**Dataset excerpts**
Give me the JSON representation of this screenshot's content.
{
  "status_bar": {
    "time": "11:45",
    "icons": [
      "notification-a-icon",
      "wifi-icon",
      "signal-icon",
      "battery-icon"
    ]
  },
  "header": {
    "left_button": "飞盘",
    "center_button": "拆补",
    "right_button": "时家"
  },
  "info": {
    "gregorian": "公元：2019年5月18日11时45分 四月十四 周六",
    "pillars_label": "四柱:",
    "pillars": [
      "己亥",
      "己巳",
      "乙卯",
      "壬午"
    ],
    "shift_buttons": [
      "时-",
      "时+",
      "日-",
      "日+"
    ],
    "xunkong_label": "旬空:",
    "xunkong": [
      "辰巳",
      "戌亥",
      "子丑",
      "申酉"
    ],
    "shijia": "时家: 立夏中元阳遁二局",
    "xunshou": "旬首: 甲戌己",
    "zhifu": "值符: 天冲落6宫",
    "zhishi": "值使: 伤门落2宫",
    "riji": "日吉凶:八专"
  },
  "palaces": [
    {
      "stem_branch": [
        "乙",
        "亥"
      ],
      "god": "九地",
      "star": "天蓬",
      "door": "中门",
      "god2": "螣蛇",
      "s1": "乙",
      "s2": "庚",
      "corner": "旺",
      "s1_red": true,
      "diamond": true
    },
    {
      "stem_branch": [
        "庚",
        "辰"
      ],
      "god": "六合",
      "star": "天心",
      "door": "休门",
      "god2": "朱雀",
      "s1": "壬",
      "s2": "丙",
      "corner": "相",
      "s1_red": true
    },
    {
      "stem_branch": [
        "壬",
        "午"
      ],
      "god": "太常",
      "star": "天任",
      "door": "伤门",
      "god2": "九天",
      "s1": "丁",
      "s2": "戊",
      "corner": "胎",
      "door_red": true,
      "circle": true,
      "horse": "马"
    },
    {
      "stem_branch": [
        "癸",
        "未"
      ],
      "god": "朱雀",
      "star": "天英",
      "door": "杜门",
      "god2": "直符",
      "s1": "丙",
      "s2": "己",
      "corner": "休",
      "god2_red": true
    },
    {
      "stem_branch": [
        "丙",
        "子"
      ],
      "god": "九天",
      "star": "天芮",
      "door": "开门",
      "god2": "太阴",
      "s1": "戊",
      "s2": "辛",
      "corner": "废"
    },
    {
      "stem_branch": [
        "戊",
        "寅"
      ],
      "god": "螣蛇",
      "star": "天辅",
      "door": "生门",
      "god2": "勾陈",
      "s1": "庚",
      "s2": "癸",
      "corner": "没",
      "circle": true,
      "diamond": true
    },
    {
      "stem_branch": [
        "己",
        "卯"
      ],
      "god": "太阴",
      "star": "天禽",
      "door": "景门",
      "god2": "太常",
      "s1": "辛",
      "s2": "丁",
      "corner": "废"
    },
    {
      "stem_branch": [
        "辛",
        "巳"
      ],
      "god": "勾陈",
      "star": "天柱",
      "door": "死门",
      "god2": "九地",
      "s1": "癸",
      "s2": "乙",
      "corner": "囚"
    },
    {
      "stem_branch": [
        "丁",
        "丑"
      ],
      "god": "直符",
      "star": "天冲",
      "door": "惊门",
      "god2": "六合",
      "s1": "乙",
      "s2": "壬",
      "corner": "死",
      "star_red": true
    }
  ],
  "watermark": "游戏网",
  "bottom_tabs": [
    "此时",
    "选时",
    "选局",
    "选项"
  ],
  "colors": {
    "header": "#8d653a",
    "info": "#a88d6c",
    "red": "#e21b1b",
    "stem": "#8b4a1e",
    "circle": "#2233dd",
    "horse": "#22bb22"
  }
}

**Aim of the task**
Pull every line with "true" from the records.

**Worked solution**
      "s1_red": true,
      "diamond": true
      "s1_red": true
      "door_red": true,
      "circle": true,
      "god2_red": true
      "circle": true,
      "diamond": true
      "star_red": true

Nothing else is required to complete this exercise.